Exercise: Look through the records below and copy each line that includes the word "mail".

Data:
+ + + + +

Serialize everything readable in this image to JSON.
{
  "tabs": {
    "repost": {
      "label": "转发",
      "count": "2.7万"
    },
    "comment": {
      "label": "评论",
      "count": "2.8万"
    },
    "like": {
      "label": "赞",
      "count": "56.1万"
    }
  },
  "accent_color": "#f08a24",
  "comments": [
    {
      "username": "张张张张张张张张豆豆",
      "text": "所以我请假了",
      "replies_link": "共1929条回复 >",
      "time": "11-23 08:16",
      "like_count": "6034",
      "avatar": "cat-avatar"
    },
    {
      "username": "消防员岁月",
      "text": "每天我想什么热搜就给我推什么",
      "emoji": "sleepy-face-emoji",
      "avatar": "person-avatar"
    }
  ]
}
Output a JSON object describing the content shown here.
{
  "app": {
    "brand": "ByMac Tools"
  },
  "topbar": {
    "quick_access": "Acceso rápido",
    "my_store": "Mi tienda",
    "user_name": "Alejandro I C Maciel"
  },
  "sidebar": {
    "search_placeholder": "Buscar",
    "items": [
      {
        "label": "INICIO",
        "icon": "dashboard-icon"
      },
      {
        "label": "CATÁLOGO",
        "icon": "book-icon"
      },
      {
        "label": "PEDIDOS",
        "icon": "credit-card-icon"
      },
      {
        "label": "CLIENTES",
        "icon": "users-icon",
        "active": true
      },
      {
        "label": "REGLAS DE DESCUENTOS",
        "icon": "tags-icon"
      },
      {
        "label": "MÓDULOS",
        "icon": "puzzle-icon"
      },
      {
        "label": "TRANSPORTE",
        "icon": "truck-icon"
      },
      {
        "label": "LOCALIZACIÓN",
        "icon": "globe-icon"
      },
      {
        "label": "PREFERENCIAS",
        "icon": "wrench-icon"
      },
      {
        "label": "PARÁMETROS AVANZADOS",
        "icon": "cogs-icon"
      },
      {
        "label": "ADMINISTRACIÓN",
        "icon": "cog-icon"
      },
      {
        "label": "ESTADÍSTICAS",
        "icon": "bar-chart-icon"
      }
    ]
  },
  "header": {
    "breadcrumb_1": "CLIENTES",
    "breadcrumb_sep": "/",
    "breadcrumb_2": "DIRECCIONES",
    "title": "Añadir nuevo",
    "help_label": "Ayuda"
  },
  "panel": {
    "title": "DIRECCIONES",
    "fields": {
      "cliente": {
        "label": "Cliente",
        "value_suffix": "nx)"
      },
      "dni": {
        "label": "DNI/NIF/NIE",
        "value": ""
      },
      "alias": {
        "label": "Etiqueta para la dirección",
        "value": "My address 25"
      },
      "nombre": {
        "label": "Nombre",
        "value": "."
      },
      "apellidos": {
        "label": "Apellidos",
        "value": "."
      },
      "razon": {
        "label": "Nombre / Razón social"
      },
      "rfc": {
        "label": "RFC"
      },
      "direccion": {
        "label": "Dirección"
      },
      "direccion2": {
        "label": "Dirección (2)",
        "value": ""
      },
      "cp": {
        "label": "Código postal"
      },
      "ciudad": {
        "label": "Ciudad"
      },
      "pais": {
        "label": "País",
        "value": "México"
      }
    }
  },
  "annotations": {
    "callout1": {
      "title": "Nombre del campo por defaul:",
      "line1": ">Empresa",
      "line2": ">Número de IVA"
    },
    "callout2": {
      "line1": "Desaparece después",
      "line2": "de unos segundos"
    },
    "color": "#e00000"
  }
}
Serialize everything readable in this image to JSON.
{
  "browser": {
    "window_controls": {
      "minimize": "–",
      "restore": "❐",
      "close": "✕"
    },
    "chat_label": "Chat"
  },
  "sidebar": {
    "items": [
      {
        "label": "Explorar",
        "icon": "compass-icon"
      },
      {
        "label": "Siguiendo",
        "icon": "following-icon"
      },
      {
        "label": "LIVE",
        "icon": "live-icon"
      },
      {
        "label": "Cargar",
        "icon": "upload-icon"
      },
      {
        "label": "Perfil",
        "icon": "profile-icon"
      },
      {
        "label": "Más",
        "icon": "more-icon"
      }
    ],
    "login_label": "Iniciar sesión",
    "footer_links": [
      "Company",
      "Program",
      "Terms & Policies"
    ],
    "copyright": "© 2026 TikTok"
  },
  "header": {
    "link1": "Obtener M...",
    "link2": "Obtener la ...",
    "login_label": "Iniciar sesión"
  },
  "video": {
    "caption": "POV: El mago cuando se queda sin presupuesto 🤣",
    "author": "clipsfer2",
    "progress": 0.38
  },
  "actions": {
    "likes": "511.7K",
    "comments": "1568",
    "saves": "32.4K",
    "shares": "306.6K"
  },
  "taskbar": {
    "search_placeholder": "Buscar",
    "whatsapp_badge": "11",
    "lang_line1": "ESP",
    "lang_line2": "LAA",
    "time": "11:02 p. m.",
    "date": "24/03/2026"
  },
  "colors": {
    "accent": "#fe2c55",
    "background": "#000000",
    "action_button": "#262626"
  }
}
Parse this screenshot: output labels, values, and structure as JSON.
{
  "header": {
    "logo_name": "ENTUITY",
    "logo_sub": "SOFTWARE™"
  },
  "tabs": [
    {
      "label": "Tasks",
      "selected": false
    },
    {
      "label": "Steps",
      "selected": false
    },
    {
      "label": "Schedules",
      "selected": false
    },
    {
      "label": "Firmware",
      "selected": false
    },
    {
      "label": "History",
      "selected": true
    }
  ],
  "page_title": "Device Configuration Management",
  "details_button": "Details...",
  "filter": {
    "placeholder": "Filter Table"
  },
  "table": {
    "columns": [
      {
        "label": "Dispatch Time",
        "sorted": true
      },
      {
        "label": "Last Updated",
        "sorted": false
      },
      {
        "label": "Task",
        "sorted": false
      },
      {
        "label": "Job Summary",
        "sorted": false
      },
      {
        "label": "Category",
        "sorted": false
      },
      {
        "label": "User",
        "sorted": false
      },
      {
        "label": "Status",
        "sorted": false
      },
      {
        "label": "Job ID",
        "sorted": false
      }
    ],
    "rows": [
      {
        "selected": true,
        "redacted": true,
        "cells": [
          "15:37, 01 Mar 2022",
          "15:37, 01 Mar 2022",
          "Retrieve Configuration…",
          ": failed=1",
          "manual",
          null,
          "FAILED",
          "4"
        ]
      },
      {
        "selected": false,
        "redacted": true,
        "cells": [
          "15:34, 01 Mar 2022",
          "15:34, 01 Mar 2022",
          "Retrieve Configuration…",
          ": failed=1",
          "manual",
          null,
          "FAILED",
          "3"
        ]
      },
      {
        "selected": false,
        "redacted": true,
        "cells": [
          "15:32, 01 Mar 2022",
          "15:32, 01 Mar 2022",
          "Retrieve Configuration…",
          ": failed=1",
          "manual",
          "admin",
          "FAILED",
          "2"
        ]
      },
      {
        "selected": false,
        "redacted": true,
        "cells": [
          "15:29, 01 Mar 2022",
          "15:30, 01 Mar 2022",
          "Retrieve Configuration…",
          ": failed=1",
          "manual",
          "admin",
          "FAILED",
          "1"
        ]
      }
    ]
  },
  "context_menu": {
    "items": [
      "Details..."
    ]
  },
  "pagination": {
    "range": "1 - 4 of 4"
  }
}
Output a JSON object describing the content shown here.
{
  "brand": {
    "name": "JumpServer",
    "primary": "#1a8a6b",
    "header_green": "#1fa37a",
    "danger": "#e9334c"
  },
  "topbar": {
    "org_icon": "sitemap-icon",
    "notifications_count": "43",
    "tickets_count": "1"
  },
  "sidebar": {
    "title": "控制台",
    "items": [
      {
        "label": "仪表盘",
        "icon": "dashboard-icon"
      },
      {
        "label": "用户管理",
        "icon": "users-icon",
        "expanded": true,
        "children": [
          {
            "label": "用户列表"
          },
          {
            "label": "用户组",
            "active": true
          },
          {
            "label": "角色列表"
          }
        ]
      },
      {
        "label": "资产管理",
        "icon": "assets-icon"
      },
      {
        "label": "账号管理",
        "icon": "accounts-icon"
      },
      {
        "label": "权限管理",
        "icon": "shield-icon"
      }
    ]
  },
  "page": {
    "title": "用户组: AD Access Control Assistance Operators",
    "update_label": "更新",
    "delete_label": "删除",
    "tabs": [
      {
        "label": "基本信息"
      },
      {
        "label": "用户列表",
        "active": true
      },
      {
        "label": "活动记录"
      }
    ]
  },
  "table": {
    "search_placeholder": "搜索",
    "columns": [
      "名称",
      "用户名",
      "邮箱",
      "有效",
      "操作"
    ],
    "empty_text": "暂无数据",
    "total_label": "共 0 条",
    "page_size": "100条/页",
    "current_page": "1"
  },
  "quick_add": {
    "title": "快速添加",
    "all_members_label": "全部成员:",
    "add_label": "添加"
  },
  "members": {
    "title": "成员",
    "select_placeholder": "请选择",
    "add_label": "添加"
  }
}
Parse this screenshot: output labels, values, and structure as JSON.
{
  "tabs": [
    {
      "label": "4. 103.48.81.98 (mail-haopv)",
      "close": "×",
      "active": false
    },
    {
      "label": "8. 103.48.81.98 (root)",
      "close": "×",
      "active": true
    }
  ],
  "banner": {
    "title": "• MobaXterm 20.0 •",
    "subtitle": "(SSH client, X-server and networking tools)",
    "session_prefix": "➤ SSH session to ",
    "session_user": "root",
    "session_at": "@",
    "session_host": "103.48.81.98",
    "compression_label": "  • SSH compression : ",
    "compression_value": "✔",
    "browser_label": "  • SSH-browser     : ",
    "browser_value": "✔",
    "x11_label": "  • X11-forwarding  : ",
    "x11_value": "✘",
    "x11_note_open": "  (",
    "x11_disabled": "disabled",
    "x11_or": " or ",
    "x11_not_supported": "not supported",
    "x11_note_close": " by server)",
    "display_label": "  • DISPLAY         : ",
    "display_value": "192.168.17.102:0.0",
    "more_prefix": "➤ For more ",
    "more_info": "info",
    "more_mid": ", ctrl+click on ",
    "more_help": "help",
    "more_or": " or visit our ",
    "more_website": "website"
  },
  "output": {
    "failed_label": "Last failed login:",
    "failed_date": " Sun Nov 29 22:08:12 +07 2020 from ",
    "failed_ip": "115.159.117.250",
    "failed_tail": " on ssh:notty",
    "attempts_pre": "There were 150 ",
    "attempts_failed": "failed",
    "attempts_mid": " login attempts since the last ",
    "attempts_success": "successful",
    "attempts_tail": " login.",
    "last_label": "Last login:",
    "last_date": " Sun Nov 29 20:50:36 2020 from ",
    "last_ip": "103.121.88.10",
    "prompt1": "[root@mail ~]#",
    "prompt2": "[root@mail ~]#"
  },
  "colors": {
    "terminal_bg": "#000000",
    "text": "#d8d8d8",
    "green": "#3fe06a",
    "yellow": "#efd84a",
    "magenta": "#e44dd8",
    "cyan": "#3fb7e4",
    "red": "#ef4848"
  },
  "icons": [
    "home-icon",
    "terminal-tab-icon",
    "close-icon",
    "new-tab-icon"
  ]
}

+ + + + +

Solution to this problem:
      "label": "4. 103.48.81.98 (mail-haopv)",
    "prompt1": "[root@mail ~]#",
    "prompt2": "[root@mail ~]#"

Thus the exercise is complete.